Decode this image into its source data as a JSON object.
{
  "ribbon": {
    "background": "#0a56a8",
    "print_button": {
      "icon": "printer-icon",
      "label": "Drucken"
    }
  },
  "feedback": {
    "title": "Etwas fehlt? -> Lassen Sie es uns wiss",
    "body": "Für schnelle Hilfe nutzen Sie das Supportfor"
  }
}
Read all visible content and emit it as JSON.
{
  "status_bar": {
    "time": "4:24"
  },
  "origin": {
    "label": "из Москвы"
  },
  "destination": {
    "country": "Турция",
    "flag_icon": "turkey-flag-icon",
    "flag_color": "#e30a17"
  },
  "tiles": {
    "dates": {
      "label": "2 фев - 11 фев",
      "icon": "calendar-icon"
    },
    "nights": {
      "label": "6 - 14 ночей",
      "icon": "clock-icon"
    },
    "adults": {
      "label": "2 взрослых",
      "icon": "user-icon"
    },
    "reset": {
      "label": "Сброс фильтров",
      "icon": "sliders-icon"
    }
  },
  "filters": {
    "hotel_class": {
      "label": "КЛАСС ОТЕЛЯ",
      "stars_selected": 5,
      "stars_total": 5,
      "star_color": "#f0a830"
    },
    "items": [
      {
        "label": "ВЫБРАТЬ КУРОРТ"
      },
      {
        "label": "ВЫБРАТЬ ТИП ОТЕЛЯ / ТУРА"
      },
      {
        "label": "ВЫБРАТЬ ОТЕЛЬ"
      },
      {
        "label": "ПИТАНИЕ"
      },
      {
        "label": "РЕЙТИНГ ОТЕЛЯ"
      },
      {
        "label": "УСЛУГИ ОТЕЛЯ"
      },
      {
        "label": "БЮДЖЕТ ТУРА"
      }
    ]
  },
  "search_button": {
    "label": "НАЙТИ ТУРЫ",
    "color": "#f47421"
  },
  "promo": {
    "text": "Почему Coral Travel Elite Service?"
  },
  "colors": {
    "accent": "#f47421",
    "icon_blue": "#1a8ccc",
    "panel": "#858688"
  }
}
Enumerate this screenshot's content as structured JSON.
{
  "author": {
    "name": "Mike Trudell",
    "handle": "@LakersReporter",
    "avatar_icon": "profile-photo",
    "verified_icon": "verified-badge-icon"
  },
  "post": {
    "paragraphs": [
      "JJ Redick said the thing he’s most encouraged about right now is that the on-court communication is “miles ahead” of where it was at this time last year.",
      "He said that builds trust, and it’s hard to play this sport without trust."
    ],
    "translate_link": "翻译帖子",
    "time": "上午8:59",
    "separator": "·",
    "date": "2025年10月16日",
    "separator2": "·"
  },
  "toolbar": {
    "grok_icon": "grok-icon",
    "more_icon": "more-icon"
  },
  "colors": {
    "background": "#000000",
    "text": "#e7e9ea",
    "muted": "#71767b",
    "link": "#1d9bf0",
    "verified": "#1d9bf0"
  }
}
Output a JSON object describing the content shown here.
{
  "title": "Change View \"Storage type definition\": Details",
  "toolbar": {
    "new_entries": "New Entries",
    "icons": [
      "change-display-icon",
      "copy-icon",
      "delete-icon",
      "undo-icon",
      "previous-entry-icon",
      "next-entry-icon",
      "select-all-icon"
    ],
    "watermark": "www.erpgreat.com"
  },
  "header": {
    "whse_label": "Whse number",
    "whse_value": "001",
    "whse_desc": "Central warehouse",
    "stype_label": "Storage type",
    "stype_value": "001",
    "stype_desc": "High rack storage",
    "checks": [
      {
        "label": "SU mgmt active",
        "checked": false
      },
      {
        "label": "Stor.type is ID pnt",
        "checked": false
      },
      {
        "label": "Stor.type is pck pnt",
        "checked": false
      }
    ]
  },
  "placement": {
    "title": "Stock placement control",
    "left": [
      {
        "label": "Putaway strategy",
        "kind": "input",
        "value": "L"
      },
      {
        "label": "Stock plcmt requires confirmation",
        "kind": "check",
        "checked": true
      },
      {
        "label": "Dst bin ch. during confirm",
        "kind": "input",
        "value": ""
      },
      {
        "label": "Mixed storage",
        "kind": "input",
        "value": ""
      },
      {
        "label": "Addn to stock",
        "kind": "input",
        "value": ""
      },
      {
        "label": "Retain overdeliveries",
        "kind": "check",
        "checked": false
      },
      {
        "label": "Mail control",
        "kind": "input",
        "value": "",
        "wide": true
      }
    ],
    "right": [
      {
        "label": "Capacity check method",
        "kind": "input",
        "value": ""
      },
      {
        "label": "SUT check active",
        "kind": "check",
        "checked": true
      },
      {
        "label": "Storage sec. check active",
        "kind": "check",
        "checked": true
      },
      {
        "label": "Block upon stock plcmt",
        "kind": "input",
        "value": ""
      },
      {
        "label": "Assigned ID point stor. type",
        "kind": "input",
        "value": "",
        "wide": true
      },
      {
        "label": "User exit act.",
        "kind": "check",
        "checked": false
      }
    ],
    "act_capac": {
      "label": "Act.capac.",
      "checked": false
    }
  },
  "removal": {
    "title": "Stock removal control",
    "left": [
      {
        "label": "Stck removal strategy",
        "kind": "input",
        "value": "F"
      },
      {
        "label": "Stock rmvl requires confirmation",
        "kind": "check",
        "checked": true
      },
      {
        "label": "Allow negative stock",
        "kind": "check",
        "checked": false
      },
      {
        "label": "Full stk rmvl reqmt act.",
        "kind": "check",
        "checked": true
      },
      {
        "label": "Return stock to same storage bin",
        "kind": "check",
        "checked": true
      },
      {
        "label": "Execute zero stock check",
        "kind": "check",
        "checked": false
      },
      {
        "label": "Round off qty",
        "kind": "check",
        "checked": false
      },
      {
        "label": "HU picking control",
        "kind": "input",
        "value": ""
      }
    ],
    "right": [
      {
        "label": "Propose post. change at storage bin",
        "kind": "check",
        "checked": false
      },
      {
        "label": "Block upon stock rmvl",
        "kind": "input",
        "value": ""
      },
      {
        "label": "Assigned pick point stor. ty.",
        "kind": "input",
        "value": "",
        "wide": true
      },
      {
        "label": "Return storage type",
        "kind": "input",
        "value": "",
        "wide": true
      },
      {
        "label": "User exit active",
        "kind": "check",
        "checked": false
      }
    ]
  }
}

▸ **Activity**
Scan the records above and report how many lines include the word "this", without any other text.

▸ **Written answer**
4